# To do:
Please copy out every line of the listing below in which the word "chevron" appears.

☆ ☆ ☆ ☆

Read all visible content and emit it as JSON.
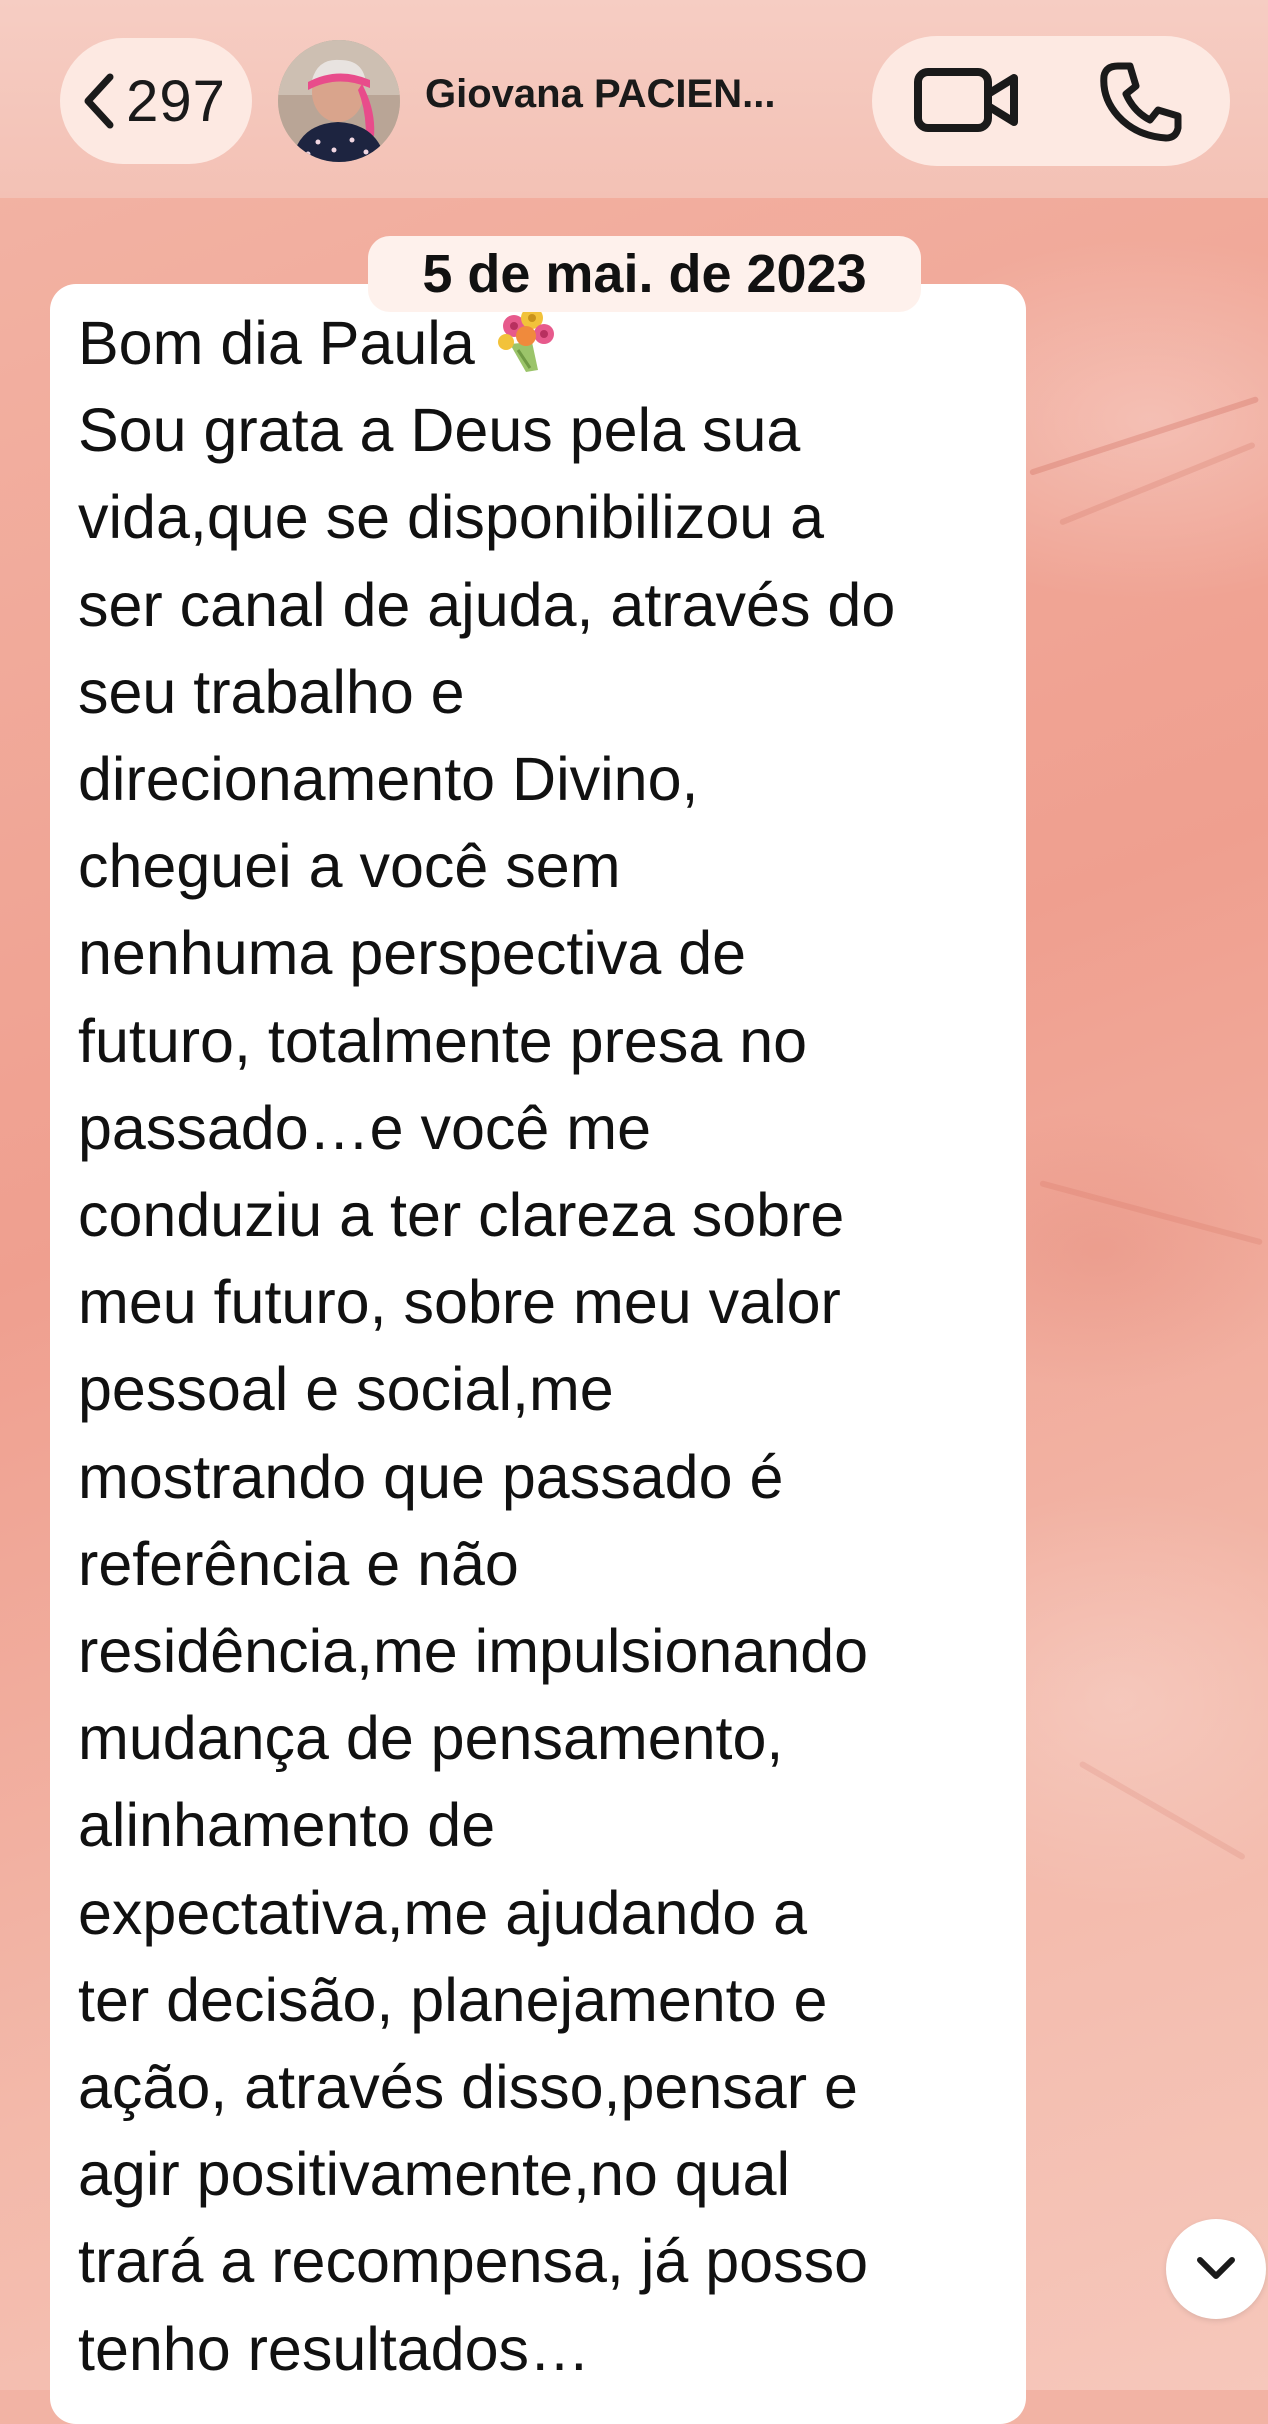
{
  "header": {
    "back_count": "297",
    "contact_name": "Giovana PACIEN...",
    "icons": {
      "back": "chevron-left-icon",
      "video": "video-camera-icon",
      "phone": "phone-icon",
      "avatar": "contact-avatar"
    }
  },
  "date_separator": "5 de mai. de 2023",
  "message": {
    "greeting": "Bom dia Paula ",
    "emoji": "bouquet-emoji",
    "body": "Sou grata a Deus pela sua\nvida,que se disponibilizou a\nser canal de ajuda, através do\nseu trabalho e\ndirecionamento Divino,\ncheguei a você sem\nnenhuma perspectiva de\nfuturo, totalmente presa no\npassado…e você me\nconduziu a ter clareza sobre\nmeu futuro, sobre meu valor\npessoal e social,me\nmostrando que passado é\nreferência e não\nresidência,me impulsionando\nmudança de pensamento,\nalinhamento de\nexpectativa,me ajudando a\nter decisão, planejamento e\nação, através disso,pensar e\nagir positivamente,no qual\ntrará a recompensa, já posso\ntenho resultados…"
  },
  "scroll_button": {
    "icon": "chevron-down-icon"
  },
  "colors": {
    "header_bg": "#f3c1b5",
    "pill_bg": "#fde9e2",
    "chat_bg": "#ef9f8f",
    "bubble_bg": "#ffffff",
    "text": "#111111"
  }
}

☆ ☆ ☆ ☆

# Response area:
      "back": "chevron-left-icon",
    "icon": "chevron-down-icon"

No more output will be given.